Task item | All of the data below must be reproduced word for word, but without its images.

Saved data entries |
+ + + + +
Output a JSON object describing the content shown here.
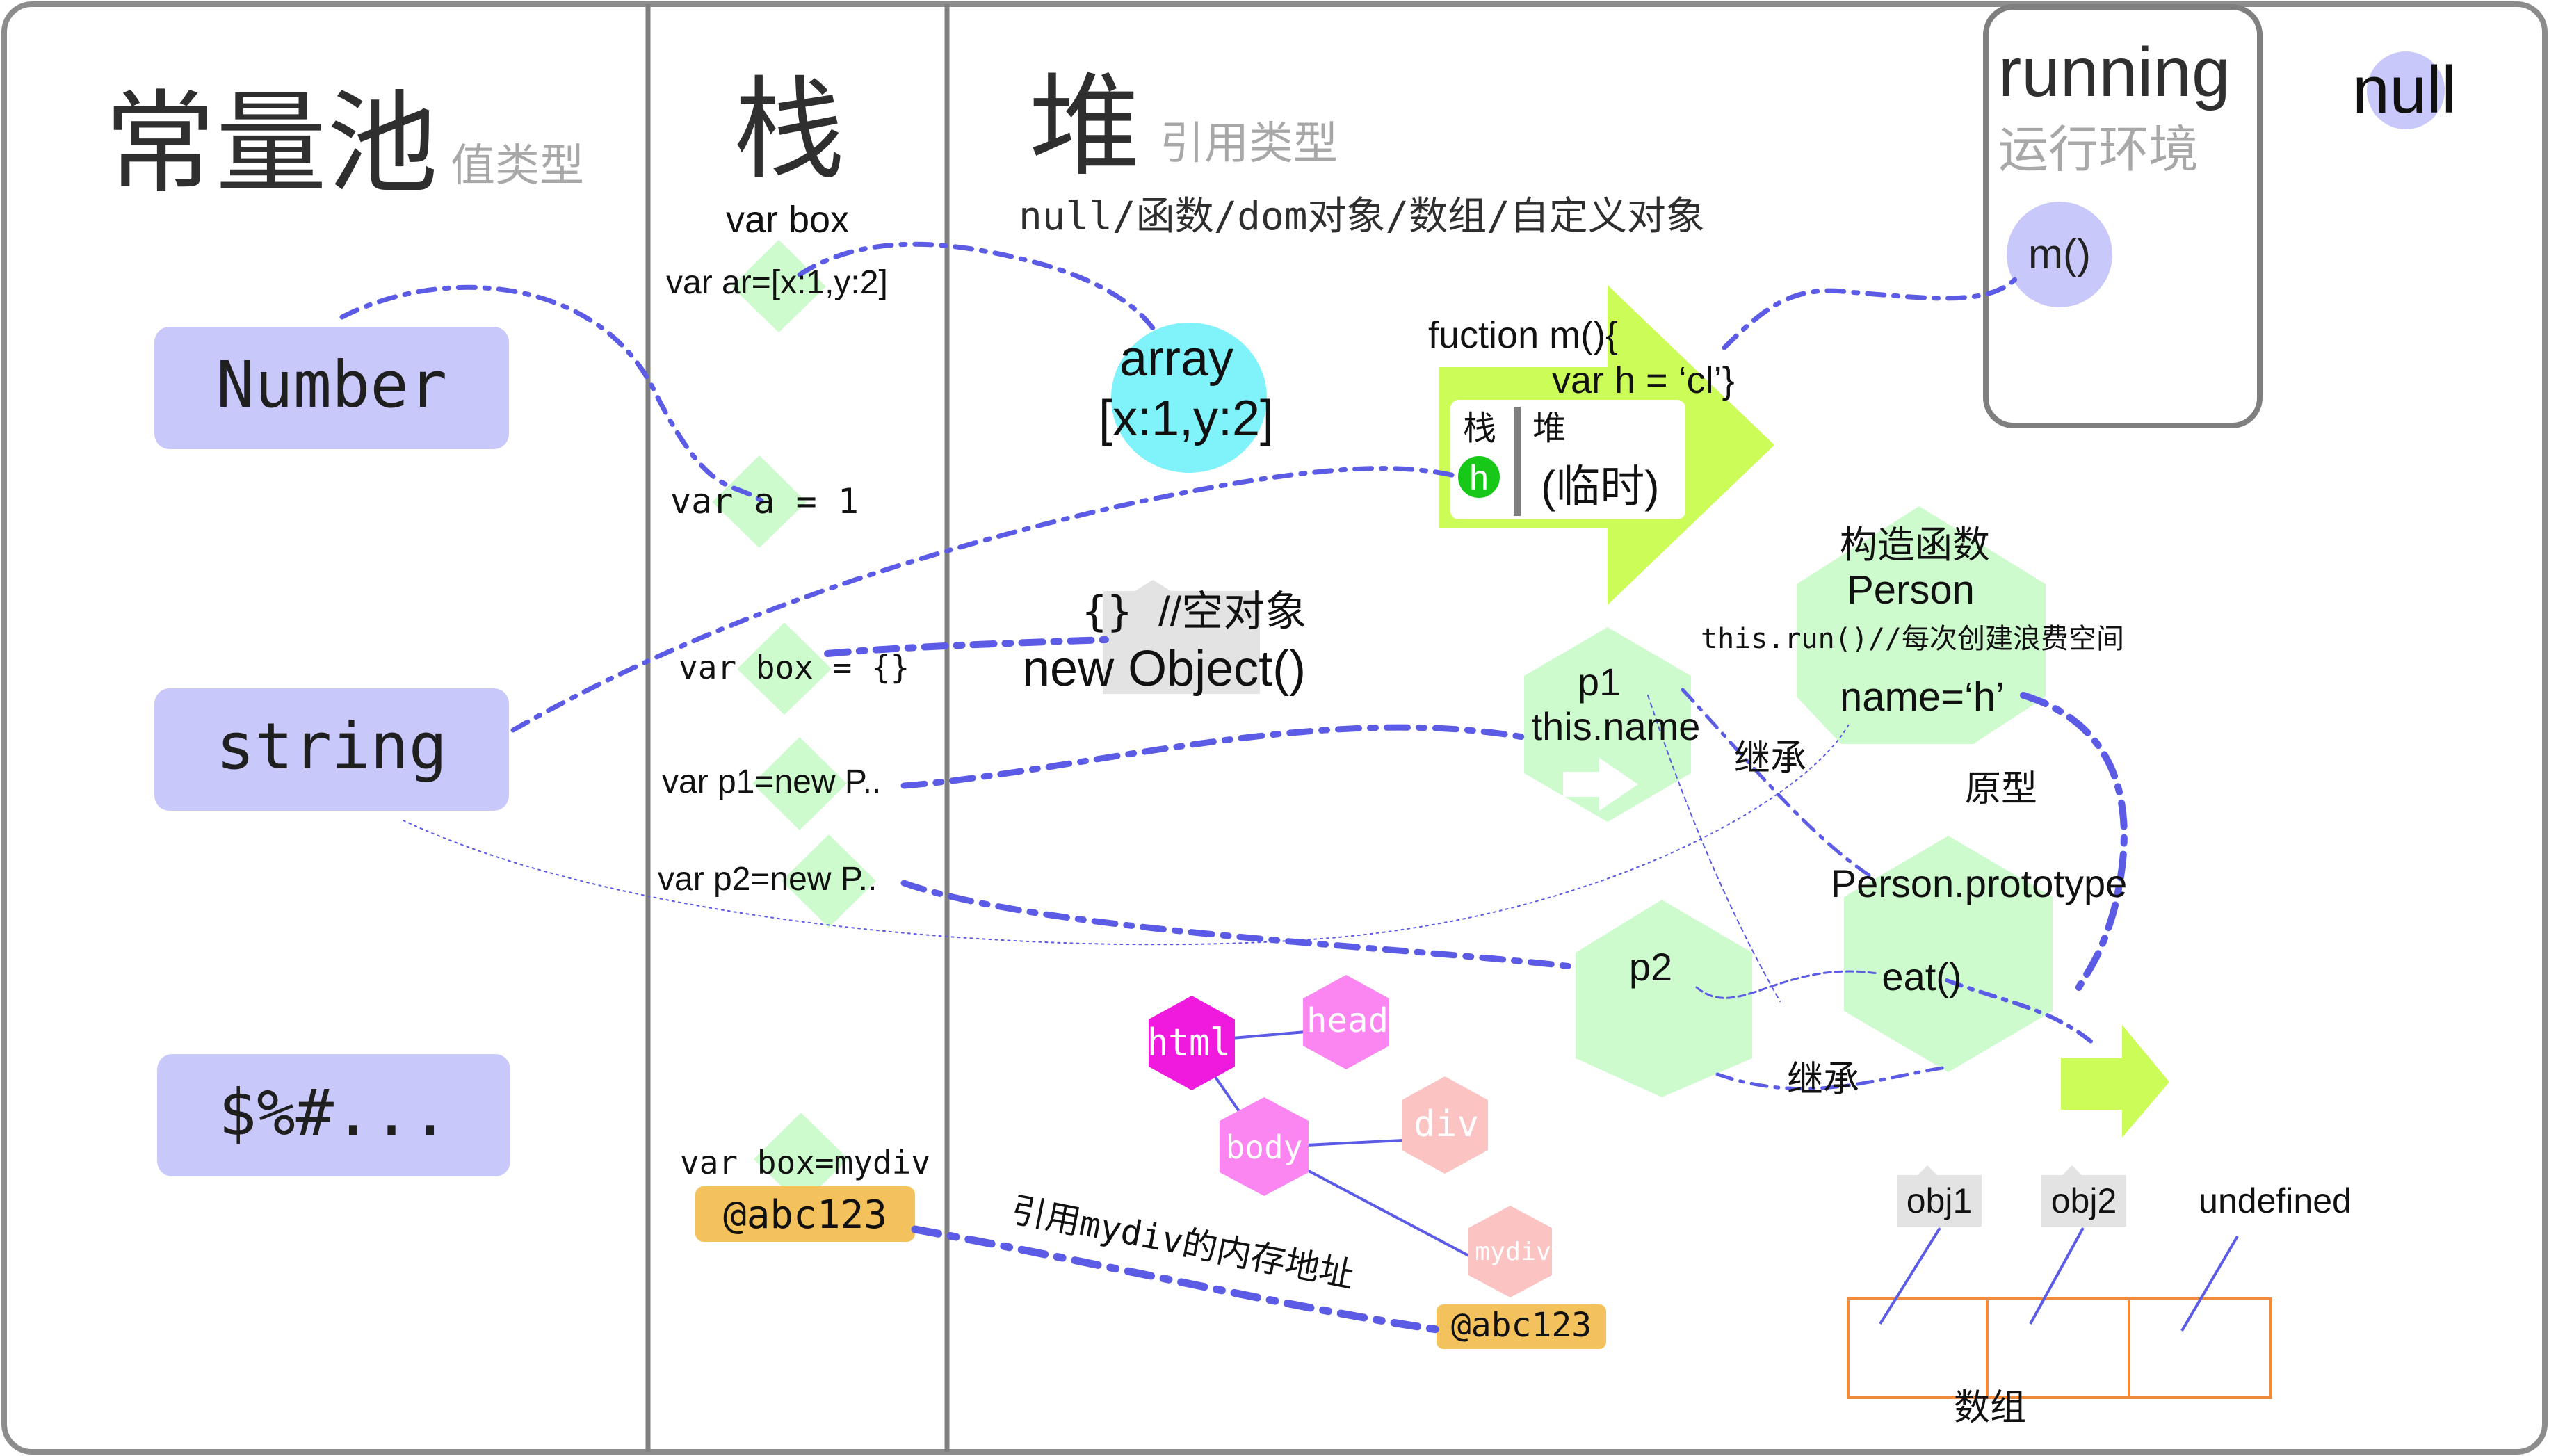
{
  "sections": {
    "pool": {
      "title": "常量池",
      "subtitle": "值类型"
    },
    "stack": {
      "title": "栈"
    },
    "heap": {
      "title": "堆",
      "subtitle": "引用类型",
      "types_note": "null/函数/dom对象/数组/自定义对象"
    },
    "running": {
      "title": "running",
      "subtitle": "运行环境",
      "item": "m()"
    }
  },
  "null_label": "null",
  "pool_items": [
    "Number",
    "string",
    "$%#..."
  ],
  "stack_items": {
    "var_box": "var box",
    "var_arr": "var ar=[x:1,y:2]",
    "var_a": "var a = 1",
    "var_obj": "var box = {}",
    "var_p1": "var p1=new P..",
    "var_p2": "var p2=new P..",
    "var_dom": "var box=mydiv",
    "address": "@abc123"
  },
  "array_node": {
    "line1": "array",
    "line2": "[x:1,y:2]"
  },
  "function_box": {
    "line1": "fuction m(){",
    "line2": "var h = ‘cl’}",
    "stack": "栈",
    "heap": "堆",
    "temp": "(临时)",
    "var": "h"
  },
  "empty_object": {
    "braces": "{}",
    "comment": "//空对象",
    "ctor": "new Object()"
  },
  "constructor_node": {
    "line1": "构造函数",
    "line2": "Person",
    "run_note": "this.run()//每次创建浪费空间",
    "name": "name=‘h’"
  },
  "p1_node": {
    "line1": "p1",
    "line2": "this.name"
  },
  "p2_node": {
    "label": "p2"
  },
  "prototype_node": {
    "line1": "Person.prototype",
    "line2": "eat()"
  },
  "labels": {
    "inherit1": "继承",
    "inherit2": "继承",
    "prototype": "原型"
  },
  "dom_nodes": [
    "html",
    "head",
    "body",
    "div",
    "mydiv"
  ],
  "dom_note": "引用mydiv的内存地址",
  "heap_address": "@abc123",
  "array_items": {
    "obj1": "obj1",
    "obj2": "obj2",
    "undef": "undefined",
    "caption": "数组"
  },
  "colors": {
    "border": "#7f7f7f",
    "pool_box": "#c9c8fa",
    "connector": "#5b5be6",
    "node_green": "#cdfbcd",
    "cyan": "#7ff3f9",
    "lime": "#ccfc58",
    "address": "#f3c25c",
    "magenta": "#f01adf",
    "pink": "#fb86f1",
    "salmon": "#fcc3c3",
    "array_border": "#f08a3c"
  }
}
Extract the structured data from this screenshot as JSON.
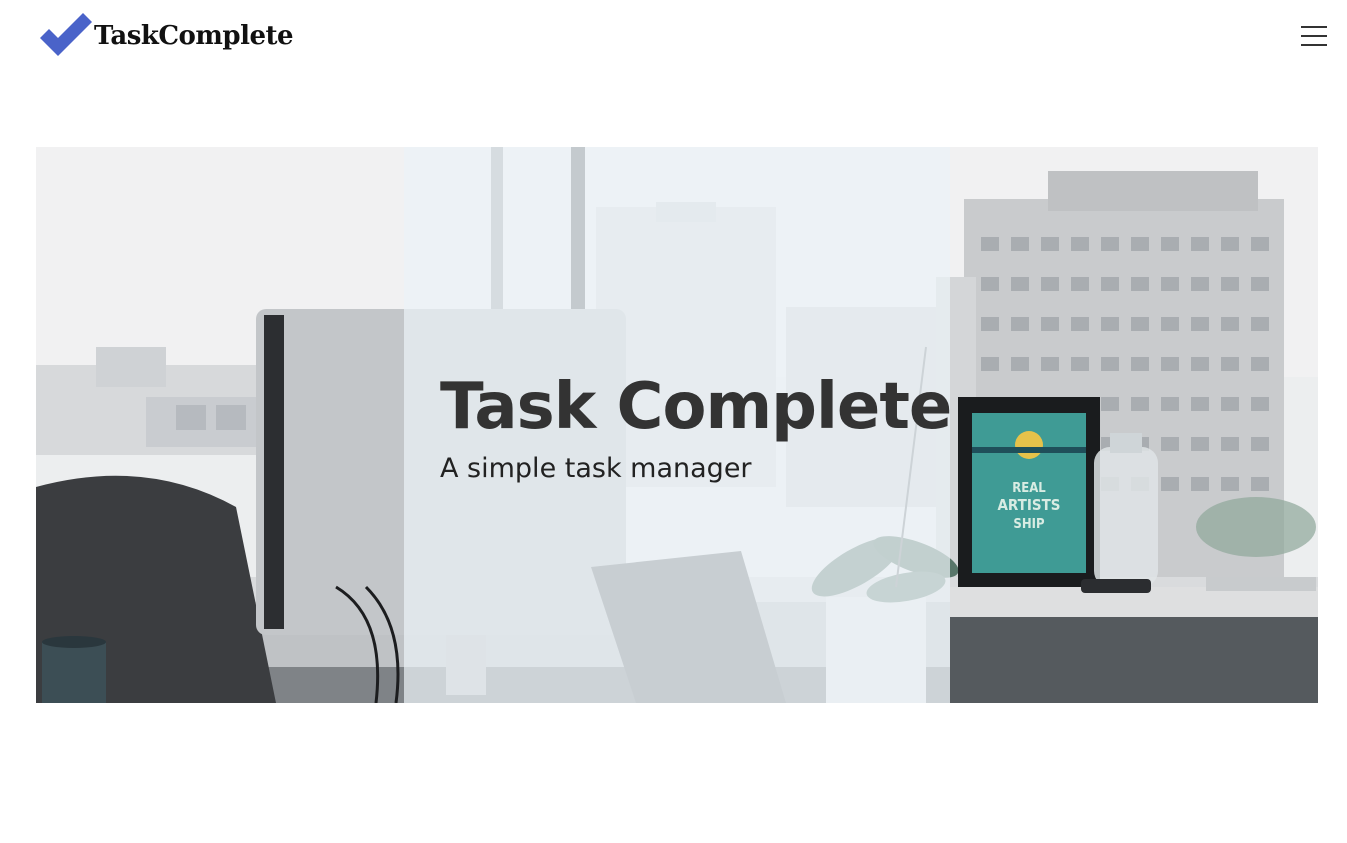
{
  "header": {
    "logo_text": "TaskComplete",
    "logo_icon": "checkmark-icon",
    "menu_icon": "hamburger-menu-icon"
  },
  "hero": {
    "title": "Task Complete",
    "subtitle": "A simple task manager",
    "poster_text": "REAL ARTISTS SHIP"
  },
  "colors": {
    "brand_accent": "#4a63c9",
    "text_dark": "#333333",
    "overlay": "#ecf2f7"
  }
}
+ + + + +
Task result |
Output a JSON object describing the content shown here.
{
  "sections": {
    "pool": {
      "title": "常量池",
      "subtitle": "值类型"
    },
    "stack": {
      "title": "栈"
    },
    "heap": {
      "title": "堆",
      "subtitle": "引用类型",
      "types_note": "null/函数/dom对象/数组/自定义对象"
    },
    "running": {
      "title": "running",
      "subtitle": "运行环境",
      "item": "m()"
    }
  },
  "null_label": "null",
  "pool_items": [
    "Number",
    "string",
    "$%#..."
  ],
  "stack_items": {
    "var_box": "var box",
    "var_arr": "var ar=[x:1,y:2]",
    "var_a": "var a = 1",
    "var_obj": "var box = {}",
    "var_p1": "var p1=new P..",
    "var_p2": "var p2=new P..",
    "var_dom": "var box=mydiv",
    "address": "@abc123"
  },
  "array_node": {
    "line1": "array",
    "line2": "[x:1,y:2]"
  },
  "function_box": {
    "line1": "fuction m(){",
    "line2": "var h = ‘cl’}",
    "stack": "栈",
    "heap": "堆",
    "temp": "(临时)",
    "var": "h"
  },
  "empty_object": {
    "braces": "{}",
    "comment": "//空对象",
    "ctor": "new Object()"
  },
  "constructor_node": {
    "line1": "构造函数",
    "line2": "Person",
    "run_note": "this.run()//每次创建浪费空间",
    "name": "name=‘h’"
  },
  "p1_node": {
    "line1": "p1",
    "line2": "this.name"
  },
  "p2_node": {
    "label": "p2"
  },
  "prototype_node": {
    "line1": "Person.prototype",
    "line2": "eat()"
  },
  "labels": {
    "inherit1": "继承",
    "inherit2": "继承",
    "prototype": "原型"
  },
  "dom_nodes": [
    "html",
    "head",
    "body",
    "div",
    "mydiv"
  ],
  "dom_note": "引用mydiv的内存地址",
  "heap_address": "@abc123",
  "array_items": {
    "obj1": "obj1",
    "obj2": "obj2",
    "undef": "undefined",
    "caption": "数组"
  },
  "colors": {
    "border": "#7f7f7f",
    "pool_box": "#c9c8fa",
    "connector": "#5b5be6",
    "node_green": "#cdfbcd",
    "cyan": "#7ff3f9",
    "lime": "#ccfc58",
    "address": "#f3c25c",
    "magenta": "#f01adf",
    "pink": "#fb86f1",
    "salmon": "#fcc3c3",
    "array_border": "#f08a3c"
  }
}
Extract the structured data from this screenshot as JSON.
{
  "header": {
    "logo_text": "TaskComplete",
    "logo_icon": "checkmark-icon",
    "menu_icon": "hamburger-menu-icon"
  },
  "hero": {
    "title": "Task Complete",
    "subtitle": "A simple task manager",
    "poster_text": "REAL ARTISTS SHIP"
  },
  "colors": {
    "brand_accent": "#4a63c9",
    "text_dark": "#333333",
    "overlay": "#ecf2f7"
  }
}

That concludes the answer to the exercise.